Your vet will most likely recommend a food specially formulated for diabetic dogs.
This food helps regulate blood sugar levels.
Your vet will likely encourage you to give no table food or extra treats, as these additions to the diet can adversely affect his blood sugar levels.
In general, the diet recommended for a diabetic dog includes complex carbohydrates and fiber to ensure more regulated blood sugar levels, quality protein, and in some cases with dogs who are prone to pancreatitis, lower fat.
Your vet will recommend daily moderate exercise for your dog.
This helps his body regulate blood sugar levels, avoiding spikes or sudden drops.
In addition, exercise helps keep him trim which reduces his resistance to insulin and helps his body work better overall.
Most diabetic dogs require daily insulin shots to help their bodies maintain proper blood sugar levels.
These shots are subcutaneous (under the skin) and given with a very fine needle. Usually dogs don’t even feel the poke.
Knowing When to Put a Diabetic Dog Down is Better for You and Your Friend
Knowing when to put a diabetic dog down BEFORE you have to do it helps arm you with the information you need to back the best choice possible for your friend.
When you can correctly identify signs of discomfort or pain and see a timeline of more bad days than good, it helps you know exactly when it’s time to say goodbye.
It’s important to note that in my experience of working at the vet and rescuing dozens and dozens of dogs over the years, they’re often ready to go before you’re ready to say goodbye.
Be prepared for heartbreak, but never allow yourself to feel guilty. Remember, earlier is better than later.
If your dog is terminally ill, he will die regardless, but the last, final act of true love we can give our dogs as owners is to spare them extra pain.
If you’re going through this right now, I’m sorry.
I know how it feels better than most, but I also know that it is far kinder to relieve them of pain than it is to hang on for our own needs.

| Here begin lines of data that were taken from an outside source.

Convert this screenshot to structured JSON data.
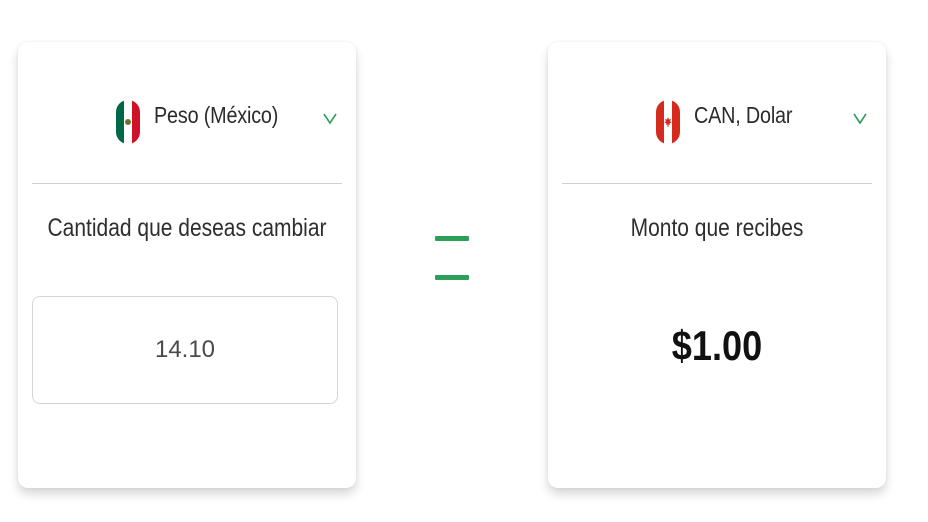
{
  "colors": {
    "accent": "#2e9e5b",
    "text": "#2b2b2b",
    "divider": "#cfcfcf"
  },
  "source": {
    "currency": "Peso (México)",
    "flag_icon": "mexico-flag-icon",
    "section_label": "Cantidad que deseas cambiar",
    "amount_value": "14.10"
  },
  "operator": {
    "icon": "equals-icon"
  },
  "target": {
    "currency": "CAN, Dolar",
    "flag_icon": "canada-flag-icon",
    "section_label": "Monto que recibes",
    "amount_value": "$1.00"
  }
}
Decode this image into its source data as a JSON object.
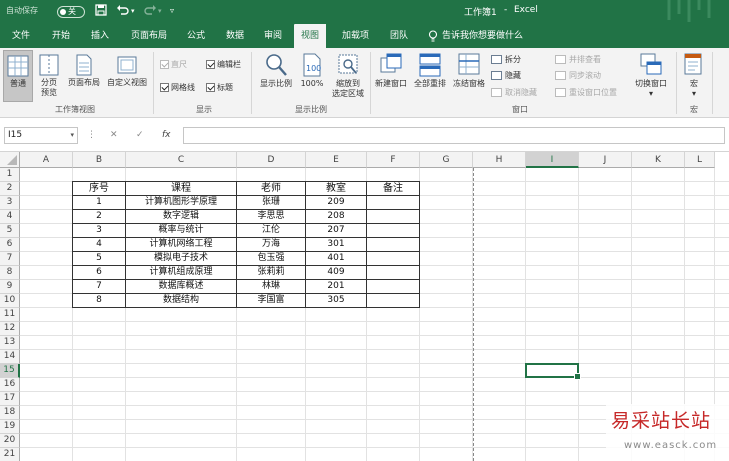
{
  "title_bar": {
    "autosave_label": "自动保存",
    "autosave_state": "关",
    "document_title": "工作簿1",
    "separator": "-",
    "app_name": "Excel"
  },
  "tabs": [
    {
      "label": "文件"
    },
    {
      "label": "开始"
    },
    {
      "label": "插入"
    },
    {
      "label": "页面布局"
    },
    {
      "label": "公式"
    },
    {
      "label": "数据"
    },
    {
      "label": "审阅"
    },
    {
      "label": "视图",
      "active": true
    },
    {
      "label": "加载项"
    },
    {
      "label": "团队"
    }
  ],
  "tell_me": "告诉我你想要做什么",
  "ribbon": {
    "workbook_views": {
      "group_label": "工作簿视图",
      "normal": "普通",
      "page_break_1": "分页",
      "page_break_2": "预览",
      "page_layout": "页面布局",
      "custom_views": "自定义视图"
    },
    "show": {
      "group_label": "显示",
      "ruler": "直尺",
      "formula_bar": "编辑栏",
      "gridlines": "网格线",
      "headings": "标题"
    },
    "zoom": {
      "group_label": "显示比例",
      "zoom": "显示比例",
      "zoom_100": "100%",
      "zoom_selection_1": "缩放到",
      "zoom_selection_2": "选定区域"
    },
    "window": {
      "group_label": "窗口",
      "new_window": "新建窗口",
      "arrange_all": "全部重排",
      "freeze_panes": "冻结窗格",
      "split": "拆分",
      "hide": "隐藏",
      "unhide": "取消隐藏",
      "view_side_by_side": "并排查看",
      "sync_scrolling": "同步滚动",
      "reset_position": "重设窗口位置",
      "switch_windows": "切换窗口"
    },
    "macros": {
      "group_label": "宏",
      "macros": "宏"
    }
  },
  "formula_bar": {
    "name_box": "I15",
    "cancel": "✕",
    "enter": "✓",
    "fx": "fx",
    "value": ""
  },
  "grid": {
    "columns": [
      "A",
      "B",
      "C",
      "D",
      "E",
      "F",
      "G",
      "H",
      "I",
      "J",
      "K",
      "L"
    ],
    "rows": [
      "1",
      "2",
      "3",
      "4",
      "5",
      "6",
      "7",
      "8",
      "9",
      "10",
      "11",
      "12",
      "13",
      "14",
      "15",
      "16",
      "17",
      "18",
      "19",
      "20",
      "21"
    ],
    "selected_cell": "I15",
    "table": {
      "headers": [
        "序号",
        "课程",
        "老师",
        "教室",
        "备注"
      ],
      "rows": [
        [
          "1",
          "计算机图形学原理",
          "张珊",
          "209",
          ""
        ],
        [
          "2",
          "数字逻辑",
          "李思思",
          "208",
          ""
        ],
        [
          "3",
          "概率与统计",
          "江伦",
          "207",
          ""
        ],
        [
          "4",
          "计算机网络工程",
          "万海",
          "301",
          ""
        ],
        [
          "5",
          "模拟电子技术",
          "包玉强",
          "401",
          ""
        ],
        [
          "6",
          "计算机组成原理",
          "张莉莉",
          "409",
          ""
        ],
        [
          "7",
          "数据库概述",
          "林琳",
          "201",
          ""
        ],
        [
          "8",
          "数据结构",
          "李国富",
          "305",
          ""
        ]
      ]
    }
  },
  "watermark": {
    "text": "易采站长站",
    "url": "www.easck.com"
  },
  "colors": {
    "excel_green": "#217346",
    "ribbon_bg": "#f3f3f3",
    "watermark_red": "#c62828"
  }
}
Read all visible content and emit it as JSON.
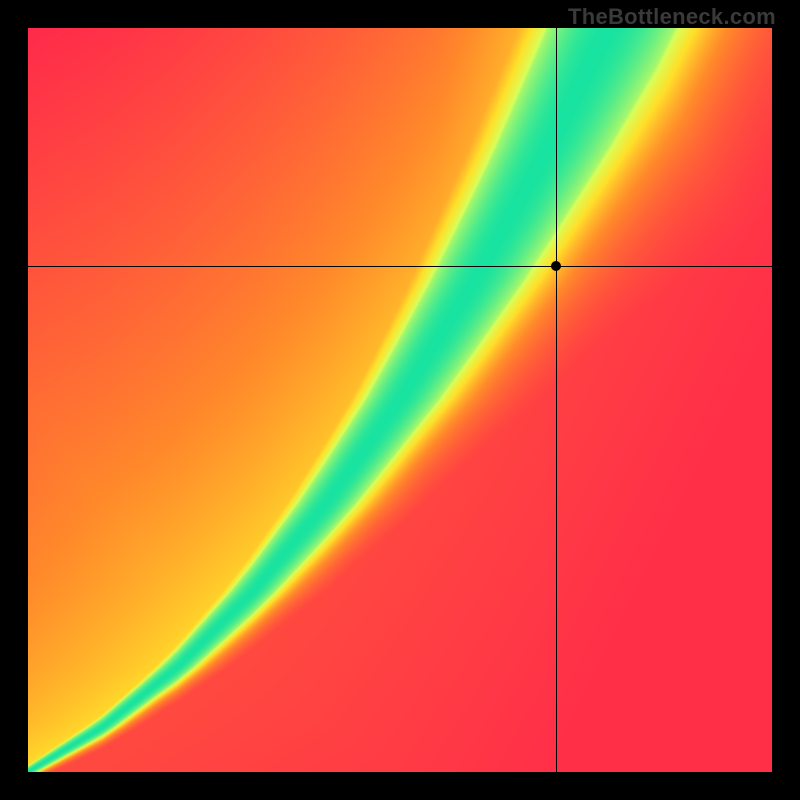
{
  "watermark": "TheBottleneck.com",
  "chart_data": {
    "type": "heatmap",
    "title": "",
    "xlabel": "",
    "ylabel": "",
    "x_range": [
      0,
      1
    ],
    "y_range": [
      0,
      1
    ],
    "crosshair": {
      "x": 0.71,
      "y": 0.68
    },
    "marker": {
      "x": 0.71,
      "y": 0.68
    },
    "grid": false,
    "legend": false,
    "colorscale": [
      {
        "stop": 0.0,
        "color": "#ff2a4a"
      },
      {
        "stop": 0.35,
        "color": "#ff8a2a"
      },
      {
        "stop": 0.6,
        "color": "#ffe02a"
      },
      {
        "stop": 0.8,
        "color": "#d8ff5a"
      },
      {
        "stop": 1.0,
        "color": "#18e3a0"
      }
    ],
    "ridge": {
      "points": [
        {
          "x": 0.0,
          "y": 0.0
        },
        {
          "x": 0.1,
          "y": 0.06
        },
        {
          "x": 0.2,
          "y": 0.14
        },
        {
          "x": 0.3,
          "y": 0.24
        },
        {
          "x": 0.4,
          "y": 0.36
        },
        {
          "x": 0.5,
          "y": 0.5
        },
        {
          "x": 0.6,
          "y": 0.66
        },
        {
          "x": 0.7,
          "y": 0.84
        },
        {
          "x": 0.78,
          "y": 1.0
        }
      ],
      "width_profile": [
        {
          "x": 0.0,
          "w": 0.008
        },
        {
          "x": 0.2,
          "w": 0.02
        },
        {
          "x": 0.4,
          "w": 0.04
        },
        {
          "x": 0.6,
          "w": 0.065
        },
        {
          "x": 0.8,
          "w": 0.1
        },
        {
          "x": 1.0,
          "w": 0.14
        }
      ]
    },
    "background_gradient": {
      "upper_left": "#ff2a4a",
      "upper_right": "#ffe02a",
      "lower_left": "#ff2a4a",
      "lower_right": "#ff2a4a",
      "mid_top": "#ffe02a"
    }
  }
}
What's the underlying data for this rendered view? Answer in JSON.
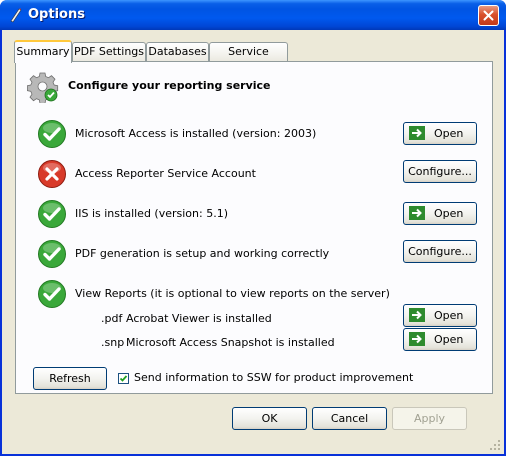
{
  "window": {
    "title": "Options"
  },
  "tabs": [
    {
      "label": "Summary"
    },
    {
      "label": "PDF Settings"
    },
    {
      "label": "Databases"
    },
    {
      "label": "Service Logon"
    }
  ],
  "summary": {
    "heading": "Configure your reporting service",
    "items": [
      {
        "status": "ok",
        "label": "Microsoft Access is installed (version: 2003)",
        "button": "Open"
      },
      {
        "status": "error",
        "label": "Access Reporter Service Account",
        "button": "Configure..."
      },
      {
        "status": "ok",
        "label": "IIS is installed (version: 5.1)",
        "button": "Open"
      },
      {
        "status": "ok",
        "label": "PDF generation is setup and working correctly",
        "button": "Configure..."
      },
      {
        "status": "ok",
        "label": "View Reports (it is optional to view reports on the server)"
      }
    ],
    "viewers": [
      {
        "ext": ".pdf",
        "label": "Acrobat Viewer is installed",
        "button": "Open"
      },
      {
        "ext": ".snp",
        "label": "Microsoft Access Snapshot is installed",
        "button": "Open"
      }
    ],
    "refresh_label": "Refresh",
    "improvement_checkbox": {
      "label": "Send information to SSW for product improvement",
      "checked": true
    }
  },
  "footer": {
    "ok_label": "OK",
    "cancel_label": "Cancel",
    "apply_label": "Apply"
  },
  "colors": {
    "ok_green": "#3aa83a",
    "error_red": "#d83a2a",
    "titlebar_blue": "#0054e3",
    "tab_highlight": "#ffc83c"
  }
}
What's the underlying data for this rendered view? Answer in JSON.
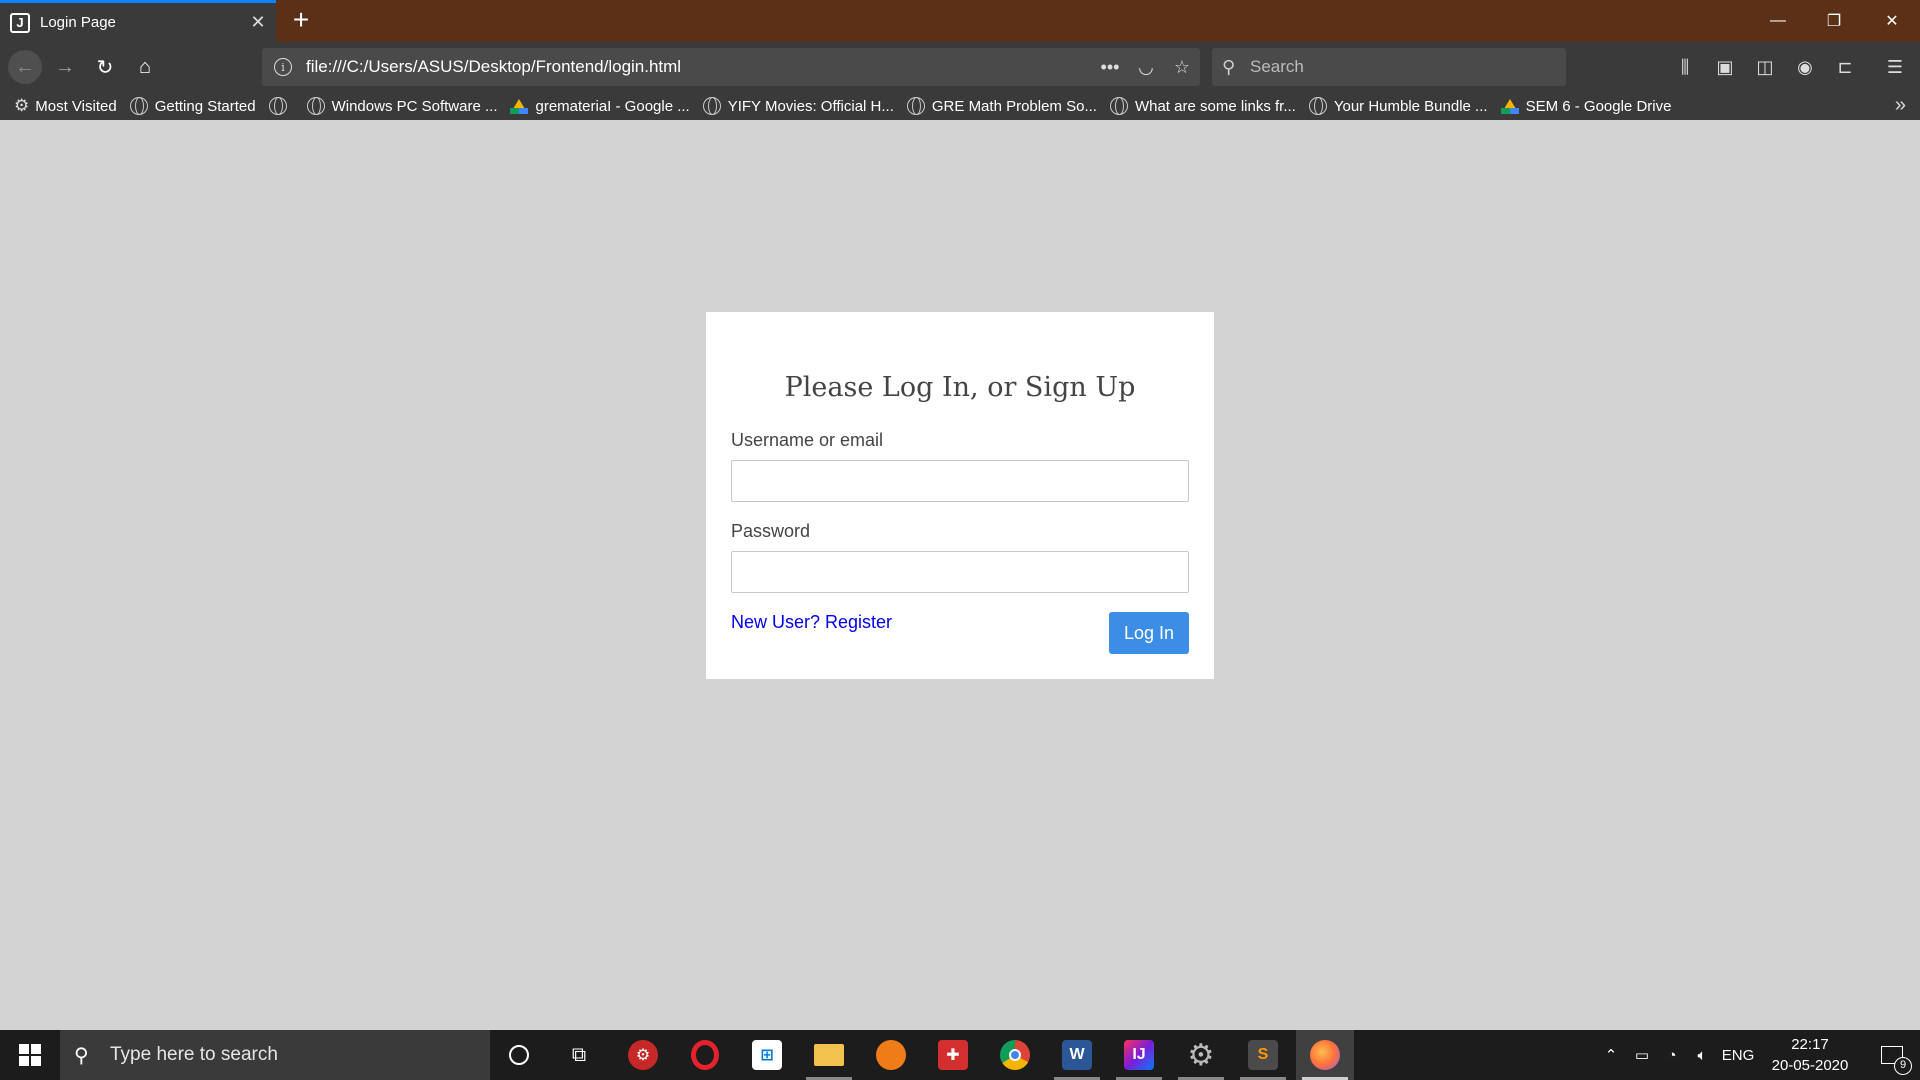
{
  "browser": {
    "tab": {
      "title": "Login Page",
      "favicon_letter": "J"
    },
    "url": "file:///C:/Users/ASUS/Desktop/Frontend/login.html",
    "search_placeholder": "Search",
    "bookmarks": [
      {
        "label": "Most Visited",
        "icon": "gear-icon"
      },
      {
        "label": "Getting Started",
        "icon": "globe-icon"
      },
      {
        "label": "",
        "icon": "globe-icon"
      },
      {
        "label": "Windows PC Software ...",
        "icon": "globe-icon"
      },
      {
        "label": "gremateriaI - Google ...",
        "icon": "google-drive-icon"
      },
      {
        "label": "YIFY Movies: Official H...",
        "icon": "globe-icon"
      },
      {
        "label": "GRE Math Problem So...",
        "icon": "globe-icon"
      },
      {
        "label": "What are some links fr...",
        "icon": "globe-icon"
      },
      {
        "label": "Your Humble Bundle ...",
        "icon": "globe-icon"
      },
      {
        "label": "SEM 6 - Google Drive",
        "icon": "google-drive-icon"
      }
    ]
  },
  "login": {
    "title": "Please Log In, or Sign Up",
    "username_label": "Username or email",
    "username_value": "",
    "password_label": "Password",
    "password_value": "",
    "register_link": "New User? Register",
    "login_button": "Log In"
  },
  "taskbar": {
    "search_placeholder": "Type here to search",
    "language": "ENG",
    "time": "22:17",
    "date": "20-05-2020",
    "notification_count": "9"
  },
  "colors": {
    "page_background": "#d3d3d3",
    "login_button": "#3b8de5",
    "link": "#0000ee",
    "tab_bar": "#5c3016"
  }
}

Hopefully, this post on knowing when to put a diabetic down will relieve your guilt, and allow you to make decisions that are best for your dog. Good luck!